1. Topic-
Native American Culture
2. Content-
Native American cultures present in Michigan, and how Native people adapted and made use of their environment prior to European settlement.
3. Goals: Aims/Outcomes-
1. 21st Century grant program Standards 5(4): Cultural Perspectives and Diversity
2. 21st Century grant program Standards 6(3): Communication (Speech and Presentation.)
3. 21st Century grant program Standards 8(2): Environmental Awareness
4. Objectives-
1. Students will be able to identify similarities and differences between six Native Tribes of Michigan in respect to the cultural elements of Housing, Food, transportation and Duties/Jobs.
2. Students will be able to apply their understanding of natural resources and the environment to explain how these might have impacted the cultural elements.
5. Materials and Aids-
Tipi model, Six "Tribal Life" cards, "Tribe/Environment" Worksheets, Props (optional) such as cardboard tubes, boxes, branches, bolts of fabric.
6. Procedures/Methods-

A. Introduction-

1.Hold out the tipi model and ask students to share their ideas about what the structure is, what it was used for, who used it, and what it was made out of. Ask students to consider: Would they like to live in a tipi? What might be some of the problems of living in a tipi? The benefits?
2. Remind students of the definitions of "Compare/ Compare" as learned in the prior "Leaf Identification" unit. (How are things alike, how are they different). Ask students to compare the tipi to where they live, and other housing styles they are aware of.
3. Ask the students if they think a tipi would be a good housing choice for the Native Tribes that lived in Michigan and why or why not. What other choices may they have had? Guide students to consider particular issues in Michigan, such as weather, flooding, wild animals, and so forth.

B. Development-
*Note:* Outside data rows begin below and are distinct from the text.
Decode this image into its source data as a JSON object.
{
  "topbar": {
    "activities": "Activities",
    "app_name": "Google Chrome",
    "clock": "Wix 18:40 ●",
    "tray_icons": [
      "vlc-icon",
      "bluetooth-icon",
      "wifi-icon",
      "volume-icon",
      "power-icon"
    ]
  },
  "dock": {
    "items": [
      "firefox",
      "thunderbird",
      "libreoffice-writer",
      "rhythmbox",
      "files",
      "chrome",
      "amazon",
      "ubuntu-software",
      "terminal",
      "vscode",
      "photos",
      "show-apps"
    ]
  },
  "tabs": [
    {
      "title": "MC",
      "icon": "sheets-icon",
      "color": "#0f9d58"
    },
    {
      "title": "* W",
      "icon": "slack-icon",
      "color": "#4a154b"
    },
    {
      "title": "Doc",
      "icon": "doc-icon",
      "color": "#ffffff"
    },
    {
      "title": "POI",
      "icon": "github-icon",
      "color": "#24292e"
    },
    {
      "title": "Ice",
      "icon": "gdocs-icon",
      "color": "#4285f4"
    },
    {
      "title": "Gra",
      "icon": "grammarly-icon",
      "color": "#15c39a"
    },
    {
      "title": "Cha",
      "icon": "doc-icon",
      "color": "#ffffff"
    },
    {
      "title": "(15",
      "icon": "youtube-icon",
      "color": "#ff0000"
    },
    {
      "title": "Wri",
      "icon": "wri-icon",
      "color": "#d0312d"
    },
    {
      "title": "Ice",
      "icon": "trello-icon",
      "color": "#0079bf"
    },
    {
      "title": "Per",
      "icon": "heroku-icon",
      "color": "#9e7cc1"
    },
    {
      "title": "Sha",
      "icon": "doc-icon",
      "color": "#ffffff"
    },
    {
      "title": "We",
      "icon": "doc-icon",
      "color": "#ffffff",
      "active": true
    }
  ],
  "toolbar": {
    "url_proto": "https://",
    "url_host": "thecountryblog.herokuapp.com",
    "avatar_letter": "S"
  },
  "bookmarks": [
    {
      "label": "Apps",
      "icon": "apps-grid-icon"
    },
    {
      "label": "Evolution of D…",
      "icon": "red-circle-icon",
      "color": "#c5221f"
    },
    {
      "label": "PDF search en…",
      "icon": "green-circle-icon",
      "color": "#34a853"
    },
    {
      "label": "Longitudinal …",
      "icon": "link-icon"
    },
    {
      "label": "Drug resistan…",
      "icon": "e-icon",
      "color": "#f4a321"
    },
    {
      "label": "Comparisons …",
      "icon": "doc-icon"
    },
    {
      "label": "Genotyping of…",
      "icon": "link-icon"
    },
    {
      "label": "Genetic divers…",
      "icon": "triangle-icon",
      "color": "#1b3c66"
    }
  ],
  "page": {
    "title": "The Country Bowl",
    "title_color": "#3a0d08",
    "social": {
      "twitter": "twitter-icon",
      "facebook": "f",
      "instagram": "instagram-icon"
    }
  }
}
1. Explain to the students that we are going to be looking at some of the Native Tribes that lived in Michigan in the period of time just before European Settlers came to Michigan.
2. Ask students to share what they remember from our last lesson about this period in Native culture history. Focus and remind students of lacking technologies that made Native Cultures more dependent and influenced by their environment.
3. Show the Tribal cards to the students and explain that they are going to be working with a group to become an expert on a particular Native Tribe of Michigan. They are going to be learning about the type of housing their tribe used, as well as some important facts about their daily lives such as food, clothing, and different jobs or duties. Then they will share their Tribe with the class. Each group will choose a "reader" to read their card, while the others act out the description.

C. Practice-

1.Get the students into groups and pass out Native Tribe cards. Place the optional props on a table in the center of the room for students to gather and use as needed.
2. Working together, the students will read the card, choose a reader, and discuss how to best present the information on the card. They will then be able to practice and revise their plans before presenting them to the class.
3. As the students are working, visit each group to help with any difficulties, answer questions, make clarifications, and check for students' understanding. (Refrain from making "director" suggestions or guiding the acting process too much.)
4. While students are working in their small groups, explain to each group individually the next part of the assignment, where they will be taking notes on the other skits. Share and model how to complete the worksheets, answer any questions the students may have, and work together to complete the section for their own tribe.

D. Independent Practice-

1.Gather the class together to watch the presentations, and allow groups to present their material. As each group presents, watch and offer assistance to students completing the note-taking worksheets.
2. After each presentation, highlight and ask students to share their notes from the "Cultural Characteristics" side of the worksheet. Allow students additional time to add to their notes from the observations of others.
When all of the groups have presented, allow the students to separate into their groups and discuss the "Environmental Factor" half of the worksheet.
3. Ask each group to then share the "Environmental Factors" they determined for their own tribe.

Checking for understanding-

1. Using their notes, create a diorama of one of the six cultures presented. Check for correct environmental and cultural elements.
2. Assess the worksheets for an understanding between cultural/environmental links and differences between the cultures presented.


As a class, create a list of important environmental factors (weather, native plant life, animal life, topography, access to water, etc.) that influenced Native cultures. Ask students to share ways these factors still effect people living in Michigan, people living in other parts of the world, and ways we have been able to use and/or overcome environmental factors. Check for understanding of key cultural elements and environmental categories.

This Lesson Plan is available at (www.teacherjet.com)